There are often warning signs that a person is about to relapse. These can include changes in mood, behavior, and appearance.

Some common signs of a relapse include:

  • Isolating from friends and family
  • Increased secrecy
  • Changes in sleeping or eating habits
  • Neglecting responsibilities
  • Disengaging from treatment or support groups

If you notice any of these changes, it's important to talk to your loved one about them openly and without judgment. They may be able to identify the trigger and take steps to avoid it. If not, they may need additional help in their recovery.

How to Help Someone Who Is Relapsing

If your loved one is struggling with a relapse, there are many things you can do to help. First, it's important to be supportive and understanding. This can be a difficult time for them, and they may feel ashamed or guilty.

It's also important to talk to them about their treatment options. If they are willing, you may want to help them find a new treatment program or support group. If they are not ready for treatment, you can still provide support and resources.

Finally, it is essential to take care of yourself during this time. It can be difficult to watch someone you love struggle with addiction, but it's important to remember that you cannot control their disease. Be sure to take time for yourself and reach out for help if you need it.


If you or someone you know is struggling with addiction, please reach out for help. There are many resources available, and you are not alone.

Confirm a Relapse with Countrywide Testing

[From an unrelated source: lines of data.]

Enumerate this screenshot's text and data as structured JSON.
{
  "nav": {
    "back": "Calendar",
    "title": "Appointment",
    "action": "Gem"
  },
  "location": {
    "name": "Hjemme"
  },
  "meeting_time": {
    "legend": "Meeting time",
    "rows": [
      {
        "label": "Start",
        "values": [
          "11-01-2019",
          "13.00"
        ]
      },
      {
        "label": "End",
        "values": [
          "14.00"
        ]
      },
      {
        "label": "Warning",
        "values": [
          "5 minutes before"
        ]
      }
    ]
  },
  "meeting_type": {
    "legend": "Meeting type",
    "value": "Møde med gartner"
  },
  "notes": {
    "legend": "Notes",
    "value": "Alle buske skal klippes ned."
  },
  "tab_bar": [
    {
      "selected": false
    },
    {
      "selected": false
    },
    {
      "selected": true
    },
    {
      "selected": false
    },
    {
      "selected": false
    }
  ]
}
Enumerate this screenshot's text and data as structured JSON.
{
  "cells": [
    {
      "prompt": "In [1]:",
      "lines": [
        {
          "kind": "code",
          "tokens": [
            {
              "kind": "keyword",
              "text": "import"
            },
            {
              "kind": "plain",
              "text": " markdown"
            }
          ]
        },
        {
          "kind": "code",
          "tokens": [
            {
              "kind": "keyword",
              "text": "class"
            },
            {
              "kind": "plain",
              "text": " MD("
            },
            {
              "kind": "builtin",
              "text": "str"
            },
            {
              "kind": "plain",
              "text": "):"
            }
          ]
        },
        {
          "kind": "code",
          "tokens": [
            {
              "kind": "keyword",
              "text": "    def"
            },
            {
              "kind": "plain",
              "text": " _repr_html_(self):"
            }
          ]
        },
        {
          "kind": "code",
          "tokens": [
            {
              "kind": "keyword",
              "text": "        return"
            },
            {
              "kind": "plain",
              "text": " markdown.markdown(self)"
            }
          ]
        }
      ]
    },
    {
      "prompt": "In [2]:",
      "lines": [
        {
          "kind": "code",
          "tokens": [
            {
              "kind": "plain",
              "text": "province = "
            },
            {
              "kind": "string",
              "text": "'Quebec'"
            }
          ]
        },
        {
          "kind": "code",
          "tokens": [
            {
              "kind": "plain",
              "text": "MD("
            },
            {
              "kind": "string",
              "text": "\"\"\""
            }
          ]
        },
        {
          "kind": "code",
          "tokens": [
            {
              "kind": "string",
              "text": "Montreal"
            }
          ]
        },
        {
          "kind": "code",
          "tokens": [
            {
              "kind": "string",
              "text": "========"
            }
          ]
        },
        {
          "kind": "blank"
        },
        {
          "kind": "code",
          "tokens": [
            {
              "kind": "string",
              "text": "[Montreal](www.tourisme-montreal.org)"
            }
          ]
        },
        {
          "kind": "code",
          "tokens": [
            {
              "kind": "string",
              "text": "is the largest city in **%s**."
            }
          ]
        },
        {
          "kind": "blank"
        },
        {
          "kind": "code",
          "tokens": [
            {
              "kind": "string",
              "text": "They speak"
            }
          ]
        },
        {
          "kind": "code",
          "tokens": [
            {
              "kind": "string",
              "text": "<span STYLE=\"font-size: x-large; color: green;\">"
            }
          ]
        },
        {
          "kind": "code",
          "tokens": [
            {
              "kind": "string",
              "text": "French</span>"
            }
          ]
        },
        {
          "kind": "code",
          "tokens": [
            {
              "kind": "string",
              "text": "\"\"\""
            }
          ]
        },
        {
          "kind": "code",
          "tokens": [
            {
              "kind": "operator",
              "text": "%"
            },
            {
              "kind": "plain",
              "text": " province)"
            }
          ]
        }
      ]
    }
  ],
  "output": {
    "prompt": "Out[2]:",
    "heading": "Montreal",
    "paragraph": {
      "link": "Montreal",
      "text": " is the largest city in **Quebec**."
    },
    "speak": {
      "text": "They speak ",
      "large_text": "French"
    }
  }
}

If you believe that a friend or loved one is on the verge of a drug or alcohol relapse and may turn back to their previous habits of substance abuse, Countrywide Testing can help. Our discreet, at-home tests provide confirmation so you can start having honest conversations, addressing their risk factors, and getting your loved ones the support they need.

Countrywide Testing is a trusted online retailer providing you with convenient access to drug tests and pharmacogenetic testing. We offer an array of testing products for any situation — such as testing at home, individuals staying clean after rehab, workplace testing, healthcare emergencies, and law enforcement purposes. 

Our test kits are easy, affordable, and ship to you quickly. And because our lab is accredited by SAMHSA, you can rest assured that your test results are always handled in accordance with the highest industry standards.

Want more information on how Countrywide can help you handle relapse and support a journey toward full rehabilitation from drug abuse? Just contact our team today.